**Activity**
Write out every line below that contains "true".

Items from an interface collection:

+--

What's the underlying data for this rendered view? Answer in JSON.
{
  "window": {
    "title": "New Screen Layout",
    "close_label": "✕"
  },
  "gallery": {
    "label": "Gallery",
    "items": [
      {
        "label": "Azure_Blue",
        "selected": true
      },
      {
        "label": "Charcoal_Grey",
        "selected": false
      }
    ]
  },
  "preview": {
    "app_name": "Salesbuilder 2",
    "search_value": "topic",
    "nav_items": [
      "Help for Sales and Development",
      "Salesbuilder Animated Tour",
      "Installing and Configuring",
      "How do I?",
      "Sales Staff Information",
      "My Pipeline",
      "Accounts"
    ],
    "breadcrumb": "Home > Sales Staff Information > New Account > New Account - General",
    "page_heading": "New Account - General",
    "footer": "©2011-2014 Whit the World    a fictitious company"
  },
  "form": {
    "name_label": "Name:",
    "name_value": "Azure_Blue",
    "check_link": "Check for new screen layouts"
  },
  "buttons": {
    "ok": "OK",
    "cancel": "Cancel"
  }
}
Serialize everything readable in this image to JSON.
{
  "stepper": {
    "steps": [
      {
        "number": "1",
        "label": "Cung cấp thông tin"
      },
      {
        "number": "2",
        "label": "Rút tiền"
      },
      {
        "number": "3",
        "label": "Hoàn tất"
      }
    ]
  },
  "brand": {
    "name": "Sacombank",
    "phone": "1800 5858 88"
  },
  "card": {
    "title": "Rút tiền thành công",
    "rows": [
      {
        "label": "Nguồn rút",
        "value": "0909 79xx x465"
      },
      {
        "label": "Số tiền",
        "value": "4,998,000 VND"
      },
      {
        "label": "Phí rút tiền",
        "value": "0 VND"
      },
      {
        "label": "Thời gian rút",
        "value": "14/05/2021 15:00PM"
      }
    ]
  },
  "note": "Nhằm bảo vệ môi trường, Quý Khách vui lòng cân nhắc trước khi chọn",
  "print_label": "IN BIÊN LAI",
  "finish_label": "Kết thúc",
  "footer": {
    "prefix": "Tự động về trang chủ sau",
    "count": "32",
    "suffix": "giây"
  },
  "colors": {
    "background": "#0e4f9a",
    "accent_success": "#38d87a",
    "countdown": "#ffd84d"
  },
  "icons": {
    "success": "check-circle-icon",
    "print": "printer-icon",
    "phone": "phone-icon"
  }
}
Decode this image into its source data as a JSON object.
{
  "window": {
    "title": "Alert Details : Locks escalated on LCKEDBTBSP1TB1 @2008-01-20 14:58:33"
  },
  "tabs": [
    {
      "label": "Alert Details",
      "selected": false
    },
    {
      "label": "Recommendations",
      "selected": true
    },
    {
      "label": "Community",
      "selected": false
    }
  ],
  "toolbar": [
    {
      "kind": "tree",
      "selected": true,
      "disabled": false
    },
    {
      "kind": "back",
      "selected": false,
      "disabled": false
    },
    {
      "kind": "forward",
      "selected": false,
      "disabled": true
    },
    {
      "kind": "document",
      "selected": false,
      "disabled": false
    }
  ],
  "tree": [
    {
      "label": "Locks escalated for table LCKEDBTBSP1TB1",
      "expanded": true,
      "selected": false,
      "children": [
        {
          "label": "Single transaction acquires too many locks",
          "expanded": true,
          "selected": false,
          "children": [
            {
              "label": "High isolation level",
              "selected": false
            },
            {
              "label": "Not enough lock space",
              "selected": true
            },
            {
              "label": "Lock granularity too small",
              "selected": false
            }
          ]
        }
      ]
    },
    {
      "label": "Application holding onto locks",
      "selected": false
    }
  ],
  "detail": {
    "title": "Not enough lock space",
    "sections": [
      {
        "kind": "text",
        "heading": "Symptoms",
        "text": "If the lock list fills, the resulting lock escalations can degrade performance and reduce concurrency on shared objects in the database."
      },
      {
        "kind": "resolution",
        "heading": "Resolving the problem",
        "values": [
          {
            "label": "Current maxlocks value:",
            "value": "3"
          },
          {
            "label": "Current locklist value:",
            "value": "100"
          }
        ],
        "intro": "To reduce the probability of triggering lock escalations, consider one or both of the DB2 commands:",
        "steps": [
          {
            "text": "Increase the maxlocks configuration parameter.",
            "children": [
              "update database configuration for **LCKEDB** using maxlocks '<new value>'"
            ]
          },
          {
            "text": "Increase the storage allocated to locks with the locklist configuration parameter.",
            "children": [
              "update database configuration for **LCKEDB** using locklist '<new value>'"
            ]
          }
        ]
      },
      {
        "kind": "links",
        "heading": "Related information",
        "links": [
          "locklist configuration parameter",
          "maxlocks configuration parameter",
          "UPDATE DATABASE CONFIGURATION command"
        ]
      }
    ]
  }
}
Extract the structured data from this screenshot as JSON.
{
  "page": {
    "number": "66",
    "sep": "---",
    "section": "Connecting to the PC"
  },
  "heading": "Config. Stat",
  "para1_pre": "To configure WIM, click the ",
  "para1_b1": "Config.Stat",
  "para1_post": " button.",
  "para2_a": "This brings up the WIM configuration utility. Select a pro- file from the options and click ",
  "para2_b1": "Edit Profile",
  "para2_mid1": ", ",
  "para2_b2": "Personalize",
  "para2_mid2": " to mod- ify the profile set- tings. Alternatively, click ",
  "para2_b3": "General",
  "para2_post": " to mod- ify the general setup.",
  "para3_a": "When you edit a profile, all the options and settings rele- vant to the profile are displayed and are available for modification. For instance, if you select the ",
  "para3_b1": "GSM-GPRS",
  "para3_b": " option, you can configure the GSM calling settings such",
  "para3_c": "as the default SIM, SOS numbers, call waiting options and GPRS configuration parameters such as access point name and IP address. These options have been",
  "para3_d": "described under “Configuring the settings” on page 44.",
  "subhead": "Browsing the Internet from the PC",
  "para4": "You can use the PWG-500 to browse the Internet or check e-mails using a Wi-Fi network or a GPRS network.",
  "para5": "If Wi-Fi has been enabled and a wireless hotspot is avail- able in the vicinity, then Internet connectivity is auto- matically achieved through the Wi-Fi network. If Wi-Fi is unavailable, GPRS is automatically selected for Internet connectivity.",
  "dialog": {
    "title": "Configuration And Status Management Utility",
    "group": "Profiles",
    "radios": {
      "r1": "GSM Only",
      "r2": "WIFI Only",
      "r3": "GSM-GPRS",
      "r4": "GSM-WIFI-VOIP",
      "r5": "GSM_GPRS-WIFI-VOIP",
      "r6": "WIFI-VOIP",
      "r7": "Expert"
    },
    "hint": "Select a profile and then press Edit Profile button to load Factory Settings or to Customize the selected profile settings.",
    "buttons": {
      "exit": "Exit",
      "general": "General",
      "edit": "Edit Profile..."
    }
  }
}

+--

**Result**
        "selected": true
      "selected": true
      "selected": true,
      "disabled": true
      "expanded": true,
          "expanded": true,
              "selected": true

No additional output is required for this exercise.